--- TASK TO COMPLETE ---
Please reproduce the entries in full. Keep every character the same.
**** PROVIDED DATA
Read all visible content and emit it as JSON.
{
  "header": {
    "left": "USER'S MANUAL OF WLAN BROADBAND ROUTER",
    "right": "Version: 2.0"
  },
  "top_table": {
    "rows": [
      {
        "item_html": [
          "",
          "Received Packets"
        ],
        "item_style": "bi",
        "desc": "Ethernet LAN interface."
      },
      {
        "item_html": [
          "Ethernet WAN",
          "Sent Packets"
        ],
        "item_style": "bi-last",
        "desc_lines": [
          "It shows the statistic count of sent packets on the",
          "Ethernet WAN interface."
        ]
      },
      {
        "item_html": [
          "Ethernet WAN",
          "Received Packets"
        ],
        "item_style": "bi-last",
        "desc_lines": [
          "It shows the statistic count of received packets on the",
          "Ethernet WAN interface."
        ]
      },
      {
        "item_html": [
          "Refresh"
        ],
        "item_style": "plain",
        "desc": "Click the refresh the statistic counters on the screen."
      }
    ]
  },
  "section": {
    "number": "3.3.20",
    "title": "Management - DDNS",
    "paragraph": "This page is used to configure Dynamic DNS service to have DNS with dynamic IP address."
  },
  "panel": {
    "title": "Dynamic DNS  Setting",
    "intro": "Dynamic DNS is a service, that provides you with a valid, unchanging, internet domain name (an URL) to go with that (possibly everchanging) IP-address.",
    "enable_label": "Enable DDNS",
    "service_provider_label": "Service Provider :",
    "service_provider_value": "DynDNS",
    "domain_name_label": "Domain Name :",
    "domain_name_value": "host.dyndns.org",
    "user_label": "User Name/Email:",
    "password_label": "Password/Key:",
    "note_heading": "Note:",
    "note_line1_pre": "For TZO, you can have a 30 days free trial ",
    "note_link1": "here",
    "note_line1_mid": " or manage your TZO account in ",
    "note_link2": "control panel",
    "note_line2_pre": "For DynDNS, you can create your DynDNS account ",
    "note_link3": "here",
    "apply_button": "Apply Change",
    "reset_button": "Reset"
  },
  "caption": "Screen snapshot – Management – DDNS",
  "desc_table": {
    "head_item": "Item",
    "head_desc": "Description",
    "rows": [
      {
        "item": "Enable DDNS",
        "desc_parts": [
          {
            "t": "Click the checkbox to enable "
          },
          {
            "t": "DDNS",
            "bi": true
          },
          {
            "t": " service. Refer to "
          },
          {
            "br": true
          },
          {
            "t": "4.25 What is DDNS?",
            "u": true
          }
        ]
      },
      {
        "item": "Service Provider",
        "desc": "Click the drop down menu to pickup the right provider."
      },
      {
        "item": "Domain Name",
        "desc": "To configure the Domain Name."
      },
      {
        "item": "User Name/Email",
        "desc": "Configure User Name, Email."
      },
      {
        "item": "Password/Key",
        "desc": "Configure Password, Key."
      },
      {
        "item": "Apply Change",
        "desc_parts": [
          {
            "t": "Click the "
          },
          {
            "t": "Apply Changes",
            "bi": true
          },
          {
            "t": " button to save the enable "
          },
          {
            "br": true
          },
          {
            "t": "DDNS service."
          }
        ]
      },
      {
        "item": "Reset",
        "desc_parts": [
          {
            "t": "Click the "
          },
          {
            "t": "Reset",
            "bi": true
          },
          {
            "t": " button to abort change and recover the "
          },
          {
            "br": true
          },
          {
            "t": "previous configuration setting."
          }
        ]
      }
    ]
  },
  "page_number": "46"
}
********
--- RESULT OF THE EXERCISE ---
Read all visible content and emit it as JSON.
{
  "header": {
    "left": "USER'S MANUAL OF WLAN BROADBAND ROUTER",
    "right": "Version: 2.0"
  },
  "top_table": {
    "rows": [
      {
        "item_html": [
          "",
          "Received Packets"
        ],
        "item_style": "bi",
        "desc": "Ethernet LAN interface."
      },
      {
        "item_html": [
          "Ethernet WAN",
          "Sent Packets"
        ],
        "item_style": "bi-last",
        "desc_lines": [
          "It shows the statistic count of sent packets on the",
          "Ethernet WAN interface."
        ]
      },
      {
        "item_html": [
          "Ethernet WAN",
          "Received Packets"
        ],
        "item_style": "bi-last",
        "desc_lines": [
          "It shows the statistic count of received packets on the",
          "Ethernet WAN interface."
        ]
      },
      {
        "item_html": [
          "Refresh"
        ],
        "item_style": "plain",
        "desc": "Click the refresh the statistic counters on the screen."
      }
    ]
  },
  "section": {
    "number": "3.3.20",
    "title": "Management - DDNS",
    "paragraph": "This page is used to configure Dynamic DNS service to have DNS with dynamic IP address."
  },
  "panel": {
    "title": "Dynamic DNS  Setting",
    "intro": "Dynamic DNS is a service, that provides you with a valid, unchanging, internet domain name (an URL) to go with that (possibly everchanging) IP-address.",
    "enable_label": "Enable DDNS",
    "service_provider_label": "Service Provider :",
    "service_provider_value": "DynDNS",
    "domain_name_label": "Domain Name :",
    "domain_name_value": "host.dyndns.org",
    "user_label": "User Name/Email:",
    "password_label": "Password/Key:",
    "note_heading": "Note:",
    "note_line1_pre": "For TZO, you can have a 30 days free trial ",
    "note_link1": "here",
    "note_line1_mid": " or manage your TZO account in ",
    "note_link2": "control panel",
    "note_line2_pre": "For DynDNS, you can create your DynDNS account ",
    "note_link3": "here",
    "apply_button": "Apply Change",
    "reset_button": "Reset"
  },
  "caption": "Screen snapshot – Management – DDNS",
  "desc_table": {
    "head_item": "Item",
    "head_desc": "Description",
    "rows": [
      {
        "item": "Enable DDNS",
        "desc_parts": [
          {
            "t": "Click the checkbox to enable "
          },
          {
            "t": "DDNS",
            "bi": true
          },
          {
            "t": " service. Refer to "
          },
          {
            "br": true
          },
          {
            "t": "4.25 What is DDNS?",
            "u": true
          }
        ]
      },
      {
        "item": "Service Provider",
        "desc": "Click the drop down menu to pickup the right provider."
      },
      {
        "item": "Domain Name",
        "desc": "To configure the Domain Name."
      },
      {
        "item": "User Name/Email",
        "desc": "Configure User Name, Email."
      },
      {
        "item": "Password/Key",
        "desc": "Configure Password, Key."
      },
      {
        "item": "Apply Change",
        "desc_parts": [
          {
            "t": "Click the "
          },
          {
            "t": "Apply Changes",
            "bi": true
          },
          {
            "t": " button to save the enable "
          },
          {
            "br": true
          },
          {
            "t": "DDNS service."
          }
        ]
      },
      {
        "item": "Reset",
        "desc_parts": [
          {
            "t": "Click the "
          },
          {
            "t": "Reset",
            "bi": true
          },
          {
            "t": " button to abort change and recover the "
          },
          {
            "br": true
          },
          {
            "t": "previous configuration setting."
          }
        ]
      }
    ]
  },
  "page_number": "46"
}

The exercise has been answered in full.